Hesper!!!! Or Hedda, Helle, Harley, Honor, Hawthorn, Heliabel, Herla, Hermione, Hester… I am reading from the H section of the llewelyn’s book.
Hesper – I really like that one! And my love for the fusty Hester is long-standing …
Ok, so if this name is totally cool but now a little too popular to use – what is a name that is just as cool that also starts with “H”?
I like Harper for a boy. I can see the appeal for a girl, but to me it’s a boy’s name. Seeing as the name is rising for boys as well as for girls, I think it is a valid option for either sex.
I’ve seen Harper on both boys and girls and in almost equal numbers, but the stats tell me that it’s WAY more popular for girls. However, the number of boy sightings does suggest that it’s rising as a boy name too – would love to see this Top 100 for BOTH names (currently is only for girls).
Barry Gross says
Well we named our Daughter Harper after Miss Lee….14 years ago, we thought the name was awesome befor it became trendy.
Oh, that is the worst feeling, I’m sure. You’ve landed on the perfect name, and then you get Beckham’d. Or Jolie-Pitt’d. Or insert-celeb-family here. If the new Garner-Affleck baby is called Clio, I’ll hit the roof. 🙂
neschria (@neschria) says
Harper is my maiden name, so it always feels weird to me when people have it as a first name… But while Piper seems like a girl name, Harper sounds like a boy’s name to me. On the other hand, in a world where I’ve heard a bunch of different little girls being called Logan and at least one named Emerson, all bets are off on what surname goes with which sex.

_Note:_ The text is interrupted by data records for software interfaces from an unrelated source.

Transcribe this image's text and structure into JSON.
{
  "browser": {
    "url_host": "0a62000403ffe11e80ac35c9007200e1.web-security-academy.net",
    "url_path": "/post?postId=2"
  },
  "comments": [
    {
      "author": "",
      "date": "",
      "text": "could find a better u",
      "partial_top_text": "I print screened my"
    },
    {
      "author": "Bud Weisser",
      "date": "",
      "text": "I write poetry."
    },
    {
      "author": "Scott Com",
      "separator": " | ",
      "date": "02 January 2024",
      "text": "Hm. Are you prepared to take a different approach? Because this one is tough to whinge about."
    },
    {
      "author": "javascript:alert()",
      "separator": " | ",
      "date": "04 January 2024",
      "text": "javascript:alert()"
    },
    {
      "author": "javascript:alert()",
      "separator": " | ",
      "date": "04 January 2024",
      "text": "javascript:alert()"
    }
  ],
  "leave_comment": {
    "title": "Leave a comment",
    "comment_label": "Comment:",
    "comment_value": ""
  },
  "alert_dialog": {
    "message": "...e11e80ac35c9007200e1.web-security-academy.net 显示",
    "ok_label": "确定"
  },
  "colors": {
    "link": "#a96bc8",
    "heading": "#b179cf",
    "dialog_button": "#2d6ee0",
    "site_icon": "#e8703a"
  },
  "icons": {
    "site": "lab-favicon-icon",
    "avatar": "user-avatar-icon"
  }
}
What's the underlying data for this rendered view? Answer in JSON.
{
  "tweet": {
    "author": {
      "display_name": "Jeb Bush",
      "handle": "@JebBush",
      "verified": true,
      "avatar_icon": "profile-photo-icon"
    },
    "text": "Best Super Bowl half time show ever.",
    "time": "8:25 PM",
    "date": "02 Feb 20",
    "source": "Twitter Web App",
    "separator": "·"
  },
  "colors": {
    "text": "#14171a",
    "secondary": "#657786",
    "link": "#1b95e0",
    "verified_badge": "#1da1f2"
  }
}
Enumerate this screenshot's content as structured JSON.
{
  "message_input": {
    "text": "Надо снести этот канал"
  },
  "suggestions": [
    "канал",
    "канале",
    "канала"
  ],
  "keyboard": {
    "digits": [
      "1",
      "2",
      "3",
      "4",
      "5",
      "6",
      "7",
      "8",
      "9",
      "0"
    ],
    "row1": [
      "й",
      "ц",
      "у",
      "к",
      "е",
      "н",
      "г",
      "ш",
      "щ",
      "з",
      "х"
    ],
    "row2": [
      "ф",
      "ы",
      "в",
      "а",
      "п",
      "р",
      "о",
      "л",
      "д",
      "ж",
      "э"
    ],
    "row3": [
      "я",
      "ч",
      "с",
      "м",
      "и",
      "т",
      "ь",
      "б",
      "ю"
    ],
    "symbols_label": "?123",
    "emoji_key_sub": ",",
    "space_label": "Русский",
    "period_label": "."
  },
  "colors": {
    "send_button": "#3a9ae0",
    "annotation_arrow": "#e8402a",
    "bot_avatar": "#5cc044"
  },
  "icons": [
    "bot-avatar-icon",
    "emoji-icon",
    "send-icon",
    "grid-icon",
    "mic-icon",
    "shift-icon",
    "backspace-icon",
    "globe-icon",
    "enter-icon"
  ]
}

(I think Logan on girls may be a local trend, though, since I heard it mainly on boys when I was living elsewhere.)
Harper is unisex to me. I had seen it mentioned often in the beginning of the year on Yahoo Answers . I actually have a guilty spot for this name. I love it, but the possible connotation of someone who ‘harps’ over problems puts me off. I knew a Mona who was a Moaner, so, I do take this type of thing seriously. However, the musical connotation is lovely
I do adore the sound of the name, though.
Since I’ve recently met a boy called Harper, I find myself thinking that this one wears better on a boy than I initially thought. I just keep thinking of To Kill A Mockingbird … but then, that wasn’t her given name, either.
If I weren’t a nickname fiend, I think Harper would be among my faves, too, Natalie. Trouble is, what do you call your daughter for short? Harpy? That brings to mind the ravenous half-bird women of myth. So this name is clearly meant for those who can write the name on the birth certificate and be content to call their child the full name. Or, you know, dumpling or tater tot or whatever.
And, Kate, I know! I thought Harper would turn out to be just like Piper – never used as a given name until the 20th century. I’m guessing that those few male Harpers were wearing their mother’s maiden names. If I met a Harper today, I’d expect her to be a … well, a *her* and, of course, probably young.
We have a Harper and we call her Harps or Harper Alice. She was one of three in her preschool class, so we used her middle name as a double first name and that helped keep everyone straight! Harper Beckham arrived about a month before our Harper and I wanted to scratch the name from the list, but my husband still loved it and it really does suit her perfectly!
It’s funny. I never would have guessed Harper was a male name. It sounds so very feminine to me. Maybe it’s because of Harper Lee; I’m not sure.
I was actually going to suggest this one, it is quickly climbing up my fave girl names list 🙂